#### Task statement:
Which lines hold the word "fluid"? Copy each of them from the material.

#### Exercise data:

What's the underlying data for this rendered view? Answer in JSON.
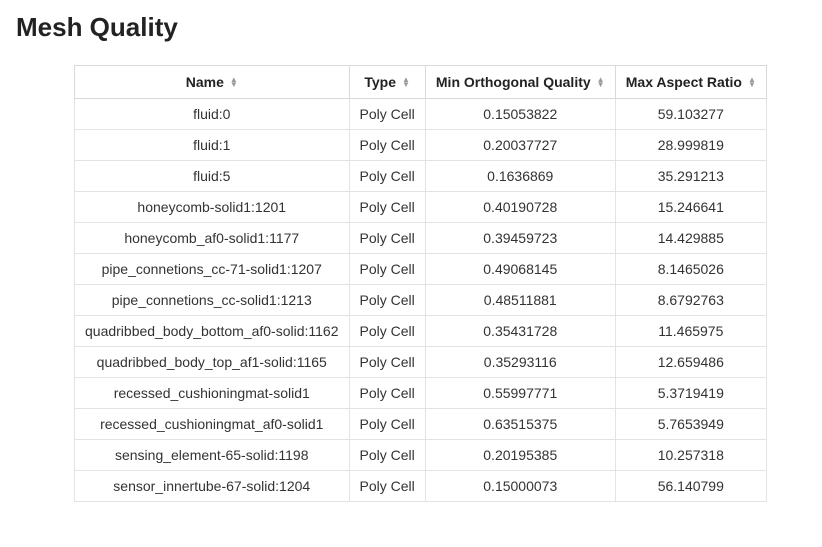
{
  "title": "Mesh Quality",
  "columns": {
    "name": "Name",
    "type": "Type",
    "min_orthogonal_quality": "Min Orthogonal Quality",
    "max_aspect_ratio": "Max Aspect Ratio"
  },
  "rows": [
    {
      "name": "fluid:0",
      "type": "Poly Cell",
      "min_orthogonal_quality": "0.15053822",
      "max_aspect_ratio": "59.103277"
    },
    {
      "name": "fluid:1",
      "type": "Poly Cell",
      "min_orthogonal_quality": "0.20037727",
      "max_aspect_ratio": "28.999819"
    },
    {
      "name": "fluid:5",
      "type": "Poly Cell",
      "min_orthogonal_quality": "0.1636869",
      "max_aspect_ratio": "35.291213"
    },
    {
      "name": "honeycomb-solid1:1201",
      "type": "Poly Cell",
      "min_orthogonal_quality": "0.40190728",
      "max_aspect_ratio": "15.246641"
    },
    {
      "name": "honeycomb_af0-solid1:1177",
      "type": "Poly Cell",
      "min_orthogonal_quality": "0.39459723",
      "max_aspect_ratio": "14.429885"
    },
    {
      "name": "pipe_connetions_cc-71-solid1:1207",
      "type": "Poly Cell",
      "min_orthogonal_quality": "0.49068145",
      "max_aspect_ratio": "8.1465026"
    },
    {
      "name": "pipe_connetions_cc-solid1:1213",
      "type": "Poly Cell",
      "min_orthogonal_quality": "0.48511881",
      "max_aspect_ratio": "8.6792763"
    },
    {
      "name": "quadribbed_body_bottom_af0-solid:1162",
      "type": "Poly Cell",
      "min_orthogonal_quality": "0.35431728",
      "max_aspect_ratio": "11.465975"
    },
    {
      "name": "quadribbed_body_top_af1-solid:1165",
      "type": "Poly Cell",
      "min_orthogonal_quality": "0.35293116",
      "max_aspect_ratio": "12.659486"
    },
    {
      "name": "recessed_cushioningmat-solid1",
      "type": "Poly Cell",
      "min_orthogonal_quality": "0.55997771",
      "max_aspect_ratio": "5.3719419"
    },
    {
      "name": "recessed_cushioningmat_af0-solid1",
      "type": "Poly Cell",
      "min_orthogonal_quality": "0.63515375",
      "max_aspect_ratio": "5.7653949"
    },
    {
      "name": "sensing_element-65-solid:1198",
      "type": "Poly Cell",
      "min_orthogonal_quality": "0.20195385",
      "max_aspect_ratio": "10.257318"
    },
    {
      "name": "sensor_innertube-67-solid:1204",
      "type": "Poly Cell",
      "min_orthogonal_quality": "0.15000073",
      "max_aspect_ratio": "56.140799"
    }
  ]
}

#### Written response:
      "name": "fluid:0",
      "name": "fluid:1",
      "name": "fluid:5",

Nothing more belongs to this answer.